** Work instructions **
Filter this material down to the lines that hold "desc", copying each one.

** Data **
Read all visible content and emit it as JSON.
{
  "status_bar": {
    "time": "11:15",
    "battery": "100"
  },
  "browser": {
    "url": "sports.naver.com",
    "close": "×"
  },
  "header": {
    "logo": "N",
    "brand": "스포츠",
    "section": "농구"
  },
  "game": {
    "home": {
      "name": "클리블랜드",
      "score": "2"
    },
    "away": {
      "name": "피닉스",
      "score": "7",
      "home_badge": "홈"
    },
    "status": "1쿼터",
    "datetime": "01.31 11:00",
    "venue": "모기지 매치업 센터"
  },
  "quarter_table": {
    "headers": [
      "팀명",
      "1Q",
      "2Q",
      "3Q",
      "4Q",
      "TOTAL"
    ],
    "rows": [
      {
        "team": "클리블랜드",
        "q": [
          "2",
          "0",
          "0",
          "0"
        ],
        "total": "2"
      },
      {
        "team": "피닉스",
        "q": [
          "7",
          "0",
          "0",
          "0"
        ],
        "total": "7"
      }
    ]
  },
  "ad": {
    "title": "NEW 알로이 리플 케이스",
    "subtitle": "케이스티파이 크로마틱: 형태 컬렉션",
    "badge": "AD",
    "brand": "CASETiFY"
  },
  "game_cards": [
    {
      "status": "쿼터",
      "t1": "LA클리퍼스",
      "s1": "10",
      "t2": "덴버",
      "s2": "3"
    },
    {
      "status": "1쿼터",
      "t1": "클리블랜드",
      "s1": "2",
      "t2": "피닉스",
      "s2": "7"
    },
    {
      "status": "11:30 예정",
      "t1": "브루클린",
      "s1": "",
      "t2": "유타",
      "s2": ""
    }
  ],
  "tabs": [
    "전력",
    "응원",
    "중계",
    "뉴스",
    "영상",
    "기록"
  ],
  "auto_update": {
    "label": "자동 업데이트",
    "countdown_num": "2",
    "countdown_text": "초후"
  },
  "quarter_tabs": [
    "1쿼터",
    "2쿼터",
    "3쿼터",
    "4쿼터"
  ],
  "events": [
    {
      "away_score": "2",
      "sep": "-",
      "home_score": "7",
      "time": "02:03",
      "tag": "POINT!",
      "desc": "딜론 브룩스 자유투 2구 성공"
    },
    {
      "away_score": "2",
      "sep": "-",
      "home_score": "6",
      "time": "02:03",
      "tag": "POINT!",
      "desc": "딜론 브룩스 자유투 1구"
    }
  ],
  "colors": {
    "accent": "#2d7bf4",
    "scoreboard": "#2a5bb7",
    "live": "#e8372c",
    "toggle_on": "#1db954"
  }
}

** Result of the exercise **
      "desc": "딜론 브룩스 자유투 2구 성공"
      "desc": "딜론 브룩스 자유투 1구"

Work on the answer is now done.